- More people die each year from smoking-related illnesses than from AIDS, drug abuse, car accidents and murder combined.
- Smoking causes 19.5% (or 1 in 5) of all deaths in the United States each year. Cigarette smoking is the major preventable cause of:
- lung cancer
- chronic bronchitis
- heart disease & stroke
- Nicotine is only 1 of 4000 chemicals found in cigarette smoke, 200 of these are known poisons.
- Cigarette smoking is the #1 cause of cancer death in men, and lung cancer has now surpassed breast cancer as the #1 cause of cancer deaths among women.
- Pregnant smokers have higher rates of miscarriage, stillbirths and babies who are born too soon. More of their babies die soon after birth from crib death than newborns of nonsmoking mothers.
- Babies of parents who smoke at home have a much higher rate of lung disease such as bronchitis and pneumonia than babies of nonsmoking parents; these illnesses occur twice as often when parents smoke around their children.
Tips to help you quit:
- Make a list of your reasons for quitting and say them often.
- Set a quit date and tell your family and friends you are going to quit.
- Keep a supply of healthy snacks handy.
- Increase your exercise. Walk more.

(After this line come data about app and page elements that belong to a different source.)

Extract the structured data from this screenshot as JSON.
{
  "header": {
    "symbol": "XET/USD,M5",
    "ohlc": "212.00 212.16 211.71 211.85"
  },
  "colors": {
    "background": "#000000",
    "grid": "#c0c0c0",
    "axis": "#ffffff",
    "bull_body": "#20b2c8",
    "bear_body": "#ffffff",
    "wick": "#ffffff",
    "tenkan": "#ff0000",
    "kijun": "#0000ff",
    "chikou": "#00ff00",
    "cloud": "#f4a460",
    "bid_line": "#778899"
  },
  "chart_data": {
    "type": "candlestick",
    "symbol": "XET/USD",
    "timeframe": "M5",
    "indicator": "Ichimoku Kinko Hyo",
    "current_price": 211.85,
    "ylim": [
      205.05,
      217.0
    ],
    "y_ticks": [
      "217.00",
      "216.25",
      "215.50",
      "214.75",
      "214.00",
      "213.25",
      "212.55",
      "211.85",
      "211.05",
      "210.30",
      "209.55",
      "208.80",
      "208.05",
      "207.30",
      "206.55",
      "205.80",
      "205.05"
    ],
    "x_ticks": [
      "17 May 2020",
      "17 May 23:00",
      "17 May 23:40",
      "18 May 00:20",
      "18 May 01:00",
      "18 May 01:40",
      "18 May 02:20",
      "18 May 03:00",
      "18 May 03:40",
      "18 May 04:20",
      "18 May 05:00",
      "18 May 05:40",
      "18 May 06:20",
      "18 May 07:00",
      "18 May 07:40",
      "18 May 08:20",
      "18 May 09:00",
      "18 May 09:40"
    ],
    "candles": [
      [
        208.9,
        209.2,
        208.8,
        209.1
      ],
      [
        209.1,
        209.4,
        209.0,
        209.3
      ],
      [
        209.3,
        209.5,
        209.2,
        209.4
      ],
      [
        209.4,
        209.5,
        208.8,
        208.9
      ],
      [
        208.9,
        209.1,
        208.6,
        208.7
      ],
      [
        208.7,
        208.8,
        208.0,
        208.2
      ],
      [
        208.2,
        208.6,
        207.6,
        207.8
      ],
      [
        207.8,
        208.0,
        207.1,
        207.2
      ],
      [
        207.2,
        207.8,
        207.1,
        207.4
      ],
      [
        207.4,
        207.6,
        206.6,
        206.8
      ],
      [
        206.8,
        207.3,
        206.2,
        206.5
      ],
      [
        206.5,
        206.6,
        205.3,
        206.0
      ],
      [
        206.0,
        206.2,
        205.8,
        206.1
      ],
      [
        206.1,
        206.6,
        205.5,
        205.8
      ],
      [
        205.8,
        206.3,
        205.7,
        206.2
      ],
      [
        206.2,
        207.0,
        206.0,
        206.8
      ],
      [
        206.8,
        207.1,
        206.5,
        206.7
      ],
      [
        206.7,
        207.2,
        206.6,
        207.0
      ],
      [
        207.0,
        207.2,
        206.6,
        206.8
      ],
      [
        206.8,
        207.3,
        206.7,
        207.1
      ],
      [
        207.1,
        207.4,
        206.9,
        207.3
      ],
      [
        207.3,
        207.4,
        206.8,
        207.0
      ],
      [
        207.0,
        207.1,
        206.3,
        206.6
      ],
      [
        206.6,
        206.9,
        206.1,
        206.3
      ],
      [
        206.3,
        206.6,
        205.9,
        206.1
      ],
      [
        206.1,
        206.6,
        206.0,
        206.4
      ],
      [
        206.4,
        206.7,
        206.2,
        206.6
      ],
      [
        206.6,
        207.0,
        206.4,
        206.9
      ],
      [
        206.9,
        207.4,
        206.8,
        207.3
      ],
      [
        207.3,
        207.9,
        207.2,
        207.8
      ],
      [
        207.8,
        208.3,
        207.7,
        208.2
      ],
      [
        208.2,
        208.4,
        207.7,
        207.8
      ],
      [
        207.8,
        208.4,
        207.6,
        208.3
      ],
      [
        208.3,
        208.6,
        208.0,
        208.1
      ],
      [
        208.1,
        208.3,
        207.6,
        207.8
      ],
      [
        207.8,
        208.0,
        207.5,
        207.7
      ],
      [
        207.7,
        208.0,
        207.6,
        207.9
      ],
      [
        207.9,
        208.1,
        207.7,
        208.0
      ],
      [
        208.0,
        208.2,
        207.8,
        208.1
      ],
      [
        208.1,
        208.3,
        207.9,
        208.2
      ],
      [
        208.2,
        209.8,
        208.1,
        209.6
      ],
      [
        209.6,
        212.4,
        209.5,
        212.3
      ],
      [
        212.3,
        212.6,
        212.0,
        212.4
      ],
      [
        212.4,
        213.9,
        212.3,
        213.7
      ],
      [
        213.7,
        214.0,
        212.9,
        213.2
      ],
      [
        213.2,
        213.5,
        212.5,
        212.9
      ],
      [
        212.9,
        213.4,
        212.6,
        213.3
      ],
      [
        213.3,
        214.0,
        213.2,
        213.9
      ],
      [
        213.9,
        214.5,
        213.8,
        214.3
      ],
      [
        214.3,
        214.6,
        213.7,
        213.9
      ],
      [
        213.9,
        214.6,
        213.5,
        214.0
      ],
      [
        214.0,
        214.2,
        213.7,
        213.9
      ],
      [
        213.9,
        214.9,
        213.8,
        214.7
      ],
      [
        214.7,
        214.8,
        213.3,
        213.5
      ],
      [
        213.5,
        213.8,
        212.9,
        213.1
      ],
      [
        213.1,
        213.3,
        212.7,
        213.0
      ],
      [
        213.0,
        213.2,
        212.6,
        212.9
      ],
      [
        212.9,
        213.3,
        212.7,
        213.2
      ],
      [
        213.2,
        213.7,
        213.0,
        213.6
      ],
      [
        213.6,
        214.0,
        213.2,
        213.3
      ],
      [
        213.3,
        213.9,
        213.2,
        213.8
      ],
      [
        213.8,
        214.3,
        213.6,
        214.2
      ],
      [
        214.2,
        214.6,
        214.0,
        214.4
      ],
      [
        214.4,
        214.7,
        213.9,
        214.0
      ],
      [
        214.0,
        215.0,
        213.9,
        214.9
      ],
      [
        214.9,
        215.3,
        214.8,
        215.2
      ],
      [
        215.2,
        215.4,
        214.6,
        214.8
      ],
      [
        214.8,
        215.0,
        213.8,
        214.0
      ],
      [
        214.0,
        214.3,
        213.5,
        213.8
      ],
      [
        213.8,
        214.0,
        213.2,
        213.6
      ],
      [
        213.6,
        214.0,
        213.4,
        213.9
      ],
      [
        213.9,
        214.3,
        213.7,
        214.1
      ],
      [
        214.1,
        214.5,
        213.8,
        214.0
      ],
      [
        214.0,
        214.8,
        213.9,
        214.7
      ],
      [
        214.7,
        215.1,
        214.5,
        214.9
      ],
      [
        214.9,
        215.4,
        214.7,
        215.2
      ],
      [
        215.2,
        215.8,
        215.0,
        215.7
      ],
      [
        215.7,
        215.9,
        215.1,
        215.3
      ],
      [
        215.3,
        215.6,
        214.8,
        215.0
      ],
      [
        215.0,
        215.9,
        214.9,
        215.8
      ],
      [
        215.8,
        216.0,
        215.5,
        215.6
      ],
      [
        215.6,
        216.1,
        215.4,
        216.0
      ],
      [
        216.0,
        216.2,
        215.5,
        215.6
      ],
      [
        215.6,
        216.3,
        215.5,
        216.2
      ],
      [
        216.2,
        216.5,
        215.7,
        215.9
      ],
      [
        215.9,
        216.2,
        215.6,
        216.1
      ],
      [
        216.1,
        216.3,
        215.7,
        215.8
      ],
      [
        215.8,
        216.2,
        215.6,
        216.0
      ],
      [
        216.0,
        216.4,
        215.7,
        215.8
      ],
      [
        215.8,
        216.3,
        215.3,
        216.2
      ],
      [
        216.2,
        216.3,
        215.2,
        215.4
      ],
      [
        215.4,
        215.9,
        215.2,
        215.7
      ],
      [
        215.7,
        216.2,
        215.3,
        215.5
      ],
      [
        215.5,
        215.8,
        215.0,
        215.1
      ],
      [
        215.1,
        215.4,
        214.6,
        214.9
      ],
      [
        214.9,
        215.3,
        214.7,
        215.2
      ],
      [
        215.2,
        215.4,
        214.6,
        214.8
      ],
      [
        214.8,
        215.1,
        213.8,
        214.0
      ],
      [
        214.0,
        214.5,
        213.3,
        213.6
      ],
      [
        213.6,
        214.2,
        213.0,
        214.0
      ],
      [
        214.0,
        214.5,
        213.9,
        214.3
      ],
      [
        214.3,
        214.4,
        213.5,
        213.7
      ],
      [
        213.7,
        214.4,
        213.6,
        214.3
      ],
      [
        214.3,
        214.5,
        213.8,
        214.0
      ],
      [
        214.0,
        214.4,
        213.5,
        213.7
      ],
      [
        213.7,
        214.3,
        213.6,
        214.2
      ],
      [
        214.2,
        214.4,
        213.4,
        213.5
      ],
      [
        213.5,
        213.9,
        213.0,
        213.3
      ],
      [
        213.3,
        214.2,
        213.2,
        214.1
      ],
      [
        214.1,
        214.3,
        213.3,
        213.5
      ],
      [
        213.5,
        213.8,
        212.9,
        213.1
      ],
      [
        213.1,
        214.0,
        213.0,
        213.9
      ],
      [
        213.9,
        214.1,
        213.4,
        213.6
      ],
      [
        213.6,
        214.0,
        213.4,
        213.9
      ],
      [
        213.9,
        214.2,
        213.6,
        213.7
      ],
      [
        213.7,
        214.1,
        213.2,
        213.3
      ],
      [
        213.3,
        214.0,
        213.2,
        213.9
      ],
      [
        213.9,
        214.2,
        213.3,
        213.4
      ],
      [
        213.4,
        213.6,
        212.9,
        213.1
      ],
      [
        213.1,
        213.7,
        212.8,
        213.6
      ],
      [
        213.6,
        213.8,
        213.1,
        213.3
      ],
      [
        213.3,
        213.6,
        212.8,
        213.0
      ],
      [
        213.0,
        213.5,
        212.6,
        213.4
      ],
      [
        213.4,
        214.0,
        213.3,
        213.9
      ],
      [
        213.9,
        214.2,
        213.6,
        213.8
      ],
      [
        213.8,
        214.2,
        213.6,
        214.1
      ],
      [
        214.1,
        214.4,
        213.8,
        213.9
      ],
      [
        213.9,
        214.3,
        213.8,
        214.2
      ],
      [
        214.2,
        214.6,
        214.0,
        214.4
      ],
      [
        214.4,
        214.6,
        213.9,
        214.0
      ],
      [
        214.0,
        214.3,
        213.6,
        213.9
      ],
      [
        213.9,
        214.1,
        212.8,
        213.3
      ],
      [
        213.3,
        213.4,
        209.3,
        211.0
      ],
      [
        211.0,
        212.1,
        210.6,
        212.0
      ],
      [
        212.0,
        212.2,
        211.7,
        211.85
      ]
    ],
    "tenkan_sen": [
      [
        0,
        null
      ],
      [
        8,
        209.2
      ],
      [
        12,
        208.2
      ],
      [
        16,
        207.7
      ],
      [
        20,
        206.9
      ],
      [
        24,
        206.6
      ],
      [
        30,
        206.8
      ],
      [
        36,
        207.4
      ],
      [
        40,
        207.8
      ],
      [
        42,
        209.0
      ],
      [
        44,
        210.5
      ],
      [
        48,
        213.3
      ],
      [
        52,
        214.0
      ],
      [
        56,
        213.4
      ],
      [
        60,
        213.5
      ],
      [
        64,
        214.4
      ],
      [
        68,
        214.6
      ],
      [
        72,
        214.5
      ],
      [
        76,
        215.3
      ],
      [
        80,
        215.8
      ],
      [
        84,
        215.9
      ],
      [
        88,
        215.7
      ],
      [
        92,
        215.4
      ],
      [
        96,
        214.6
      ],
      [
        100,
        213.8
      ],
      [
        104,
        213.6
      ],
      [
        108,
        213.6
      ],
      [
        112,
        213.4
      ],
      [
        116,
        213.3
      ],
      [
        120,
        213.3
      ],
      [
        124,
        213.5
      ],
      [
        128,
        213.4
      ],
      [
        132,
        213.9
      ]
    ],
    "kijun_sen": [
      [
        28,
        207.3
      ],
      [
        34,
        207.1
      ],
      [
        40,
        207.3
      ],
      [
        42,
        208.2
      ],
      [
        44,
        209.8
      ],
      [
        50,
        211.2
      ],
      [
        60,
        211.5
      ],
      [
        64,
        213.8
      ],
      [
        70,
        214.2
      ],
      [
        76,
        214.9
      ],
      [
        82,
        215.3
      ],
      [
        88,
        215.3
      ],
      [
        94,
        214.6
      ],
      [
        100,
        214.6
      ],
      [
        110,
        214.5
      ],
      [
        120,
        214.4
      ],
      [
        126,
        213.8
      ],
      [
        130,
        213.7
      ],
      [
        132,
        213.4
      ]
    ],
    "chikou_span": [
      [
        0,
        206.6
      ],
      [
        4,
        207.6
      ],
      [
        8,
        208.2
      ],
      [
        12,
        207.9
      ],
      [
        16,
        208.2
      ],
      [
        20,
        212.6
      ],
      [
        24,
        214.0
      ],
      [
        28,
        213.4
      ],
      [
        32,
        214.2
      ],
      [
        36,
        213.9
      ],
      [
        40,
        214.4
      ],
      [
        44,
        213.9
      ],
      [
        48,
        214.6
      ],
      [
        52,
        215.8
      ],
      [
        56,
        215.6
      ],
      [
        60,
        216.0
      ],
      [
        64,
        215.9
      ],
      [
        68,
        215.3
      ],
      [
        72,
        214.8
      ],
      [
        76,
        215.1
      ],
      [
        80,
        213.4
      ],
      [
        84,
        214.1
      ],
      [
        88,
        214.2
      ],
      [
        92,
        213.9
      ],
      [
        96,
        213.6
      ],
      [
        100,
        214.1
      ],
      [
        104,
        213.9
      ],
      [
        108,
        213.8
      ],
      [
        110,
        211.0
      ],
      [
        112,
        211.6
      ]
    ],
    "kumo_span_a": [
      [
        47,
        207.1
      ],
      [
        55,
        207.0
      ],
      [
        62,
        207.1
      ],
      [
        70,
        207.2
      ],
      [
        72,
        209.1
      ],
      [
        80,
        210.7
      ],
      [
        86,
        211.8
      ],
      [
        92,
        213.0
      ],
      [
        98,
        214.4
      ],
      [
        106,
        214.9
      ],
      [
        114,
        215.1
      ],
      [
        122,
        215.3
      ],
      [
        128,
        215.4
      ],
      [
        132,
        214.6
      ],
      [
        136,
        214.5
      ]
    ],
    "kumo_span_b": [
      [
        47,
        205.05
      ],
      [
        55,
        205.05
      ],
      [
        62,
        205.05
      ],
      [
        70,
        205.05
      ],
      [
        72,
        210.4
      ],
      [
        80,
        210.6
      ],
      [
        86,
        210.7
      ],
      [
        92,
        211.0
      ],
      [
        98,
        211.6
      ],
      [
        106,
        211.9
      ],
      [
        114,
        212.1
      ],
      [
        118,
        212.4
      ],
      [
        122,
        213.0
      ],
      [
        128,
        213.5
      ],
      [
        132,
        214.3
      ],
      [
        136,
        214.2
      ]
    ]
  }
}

- Make specific plans for what you’ll do when the urge hits. For example, take a deep breath, get up and walk around, call a friend for help, keep your hands busy. Remember, the urge passes in just a few minutes whether you smoke or not.
- Remove all cigarettes, ashtrays, matches and lighters from your home, workplace and car.
- Consider using a nicotine replacement product; they work best for smokers who are addicted to nicotine and are really trying to quit. Some are available over the counter such as the nicotine gum or patch, while others require a doctor’s prescription such as the Nicotrol inhaler, nasal spray, and lozenges. Consult your physician about using the prescription medicine Zyban.
- Consider attending stop-smoking classes for extra support, or contact one of the organizations listed for more information.
Where are you in the six-step process of quitting?
Not even thinking about quitting. People in this step have never really considered trying to quit. This is a hard group to motivate to quit.
These smokers are considering quitting someday. They are waiting for a motivating event to help them find the reasons to quit.
In the act of quitting. These smokers have prepared to stop by reducing the amount smoked, changing brands, or restricting their smoking. They have considered what to do on the day of quitting and planned for coping strategies to deal with urges to smoke.
In this stage, a person has quit smoking but is in their first year. After one year off cigarettes, a smoker can claim success at cessation.
A return to daily smoking after a period of not smoking. First-time quitters are successful 25% of the time; others need to make another attempt. Said another way, “Practice makes perfect.”
Please note that 75% of smokers will have to pass through this step to become a nonsmoker. The good news is that repeated attempts to quit are worth it because you can learn from past mistakes